Studying properties of fundamental particles in condensed matter systems is a promising approach to quantum field theory. Quasiparticles offer the opportunity...

Im Focus: Designing Architecture with Solar Building Envelopes

Among the general public, solar thermal energy is currently associated with dark blue, rectangular collectors on building roofs. Technologies are needed for aesthetically high quality architecture which offer the architect more room for manoeuvre when it comes to low- and plus-energy buildings. With the “ArKol” project, researchers at Fraunhofer ISE together with partners are currently developing two façade collectors for solar thermal energy generation, which permit a high degree of design flexibility: a strip collector for opaque façade sections and a solar thermal blind for transparent sections. The current state of the two developments will be presented at the BAU 2017 trade fair.

As part of the “ArKol – development of architecturally highly integrated façade collectors with heat pipes” project, Fraunhofer ISE together with its partners...

All Focus news of the innovation-report >>>

Anzeige

Anzeige

Event News

Sustainable Water use in Agriculture in Eastern Europe and Central Asia

19.01.2017 | Event News

12V, 48V, high-voltage – trends in E/E automotive architecture

10.01.2017 | Event News

2nd Conference on Non-Textual Information on 10 and 11 May 2017 in Hannover

09.01.2017 | Event News

 
Latest News

Helmholtz International Fellow Award for Sarah Amalia Teichmann

20.01.2017 | Awards Funding

An innovative high-performance material: biofibers made from green lacewing silk

20.01.2017 | Materials Sciences

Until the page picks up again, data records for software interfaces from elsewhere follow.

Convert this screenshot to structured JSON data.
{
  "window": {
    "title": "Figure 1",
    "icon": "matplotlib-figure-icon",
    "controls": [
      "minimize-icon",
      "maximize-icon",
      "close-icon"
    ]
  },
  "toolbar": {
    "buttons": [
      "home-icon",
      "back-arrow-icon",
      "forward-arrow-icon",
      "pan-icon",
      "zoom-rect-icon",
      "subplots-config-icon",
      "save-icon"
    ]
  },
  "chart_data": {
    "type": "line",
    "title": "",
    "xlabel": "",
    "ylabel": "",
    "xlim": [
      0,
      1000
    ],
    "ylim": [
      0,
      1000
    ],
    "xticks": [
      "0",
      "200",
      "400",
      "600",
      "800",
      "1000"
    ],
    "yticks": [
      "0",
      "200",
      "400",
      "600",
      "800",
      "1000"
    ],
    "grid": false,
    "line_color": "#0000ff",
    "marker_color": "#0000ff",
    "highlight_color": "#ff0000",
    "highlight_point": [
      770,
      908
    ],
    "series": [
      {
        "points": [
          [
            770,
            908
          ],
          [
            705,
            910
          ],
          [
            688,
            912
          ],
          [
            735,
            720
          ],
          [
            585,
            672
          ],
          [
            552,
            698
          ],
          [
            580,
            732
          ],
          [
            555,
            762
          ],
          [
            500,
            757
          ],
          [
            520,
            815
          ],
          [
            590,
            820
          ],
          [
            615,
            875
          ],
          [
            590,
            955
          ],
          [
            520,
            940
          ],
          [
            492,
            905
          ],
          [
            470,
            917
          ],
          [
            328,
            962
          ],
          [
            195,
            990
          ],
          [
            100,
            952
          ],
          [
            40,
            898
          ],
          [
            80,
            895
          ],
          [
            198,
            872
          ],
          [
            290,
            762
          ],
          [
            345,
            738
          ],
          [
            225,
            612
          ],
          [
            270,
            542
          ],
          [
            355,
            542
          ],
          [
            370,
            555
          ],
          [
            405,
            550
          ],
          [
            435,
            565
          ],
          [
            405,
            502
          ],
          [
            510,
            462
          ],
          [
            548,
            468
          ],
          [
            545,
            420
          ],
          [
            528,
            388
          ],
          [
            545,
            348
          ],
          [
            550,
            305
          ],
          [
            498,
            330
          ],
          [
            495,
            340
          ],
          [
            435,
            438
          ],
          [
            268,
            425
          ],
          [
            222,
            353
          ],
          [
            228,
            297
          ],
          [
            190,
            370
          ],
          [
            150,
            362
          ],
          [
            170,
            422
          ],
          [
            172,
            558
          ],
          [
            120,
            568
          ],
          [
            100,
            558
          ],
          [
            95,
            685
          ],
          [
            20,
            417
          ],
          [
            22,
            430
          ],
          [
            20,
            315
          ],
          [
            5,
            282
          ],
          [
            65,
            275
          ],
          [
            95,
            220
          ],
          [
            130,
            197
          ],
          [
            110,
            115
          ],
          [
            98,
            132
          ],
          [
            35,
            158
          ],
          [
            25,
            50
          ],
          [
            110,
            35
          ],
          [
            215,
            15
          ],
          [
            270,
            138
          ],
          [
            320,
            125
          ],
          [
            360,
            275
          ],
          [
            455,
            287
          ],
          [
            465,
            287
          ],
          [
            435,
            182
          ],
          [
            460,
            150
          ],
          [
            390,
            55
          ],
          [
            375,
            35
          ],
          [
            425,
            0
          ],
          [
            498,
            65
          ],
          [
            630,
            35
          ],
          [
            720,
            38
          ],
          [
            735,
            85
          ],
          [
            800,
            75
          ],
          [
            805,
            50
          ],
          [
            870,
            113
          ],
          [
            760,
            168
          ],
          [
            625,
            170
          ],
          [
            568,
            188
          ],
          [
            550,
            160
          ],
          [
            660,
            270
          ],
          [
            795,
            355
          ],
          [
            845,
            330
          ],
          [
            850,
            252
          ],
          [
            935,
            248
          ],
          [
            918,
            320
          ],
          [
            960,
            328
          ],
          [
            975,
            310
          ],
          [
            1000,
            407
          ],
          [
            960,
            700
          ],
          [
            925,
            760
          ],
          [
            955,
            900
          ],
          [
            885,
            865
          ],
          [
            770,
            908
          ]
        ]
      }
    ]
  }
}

Ion treatments for cardiac arrhythmia — Non-invasive alternative to catheter-based surgery

20.01.2017 | Life Sciences

VideoLinks
B2B-VideoLinks
More VideoLinks >>>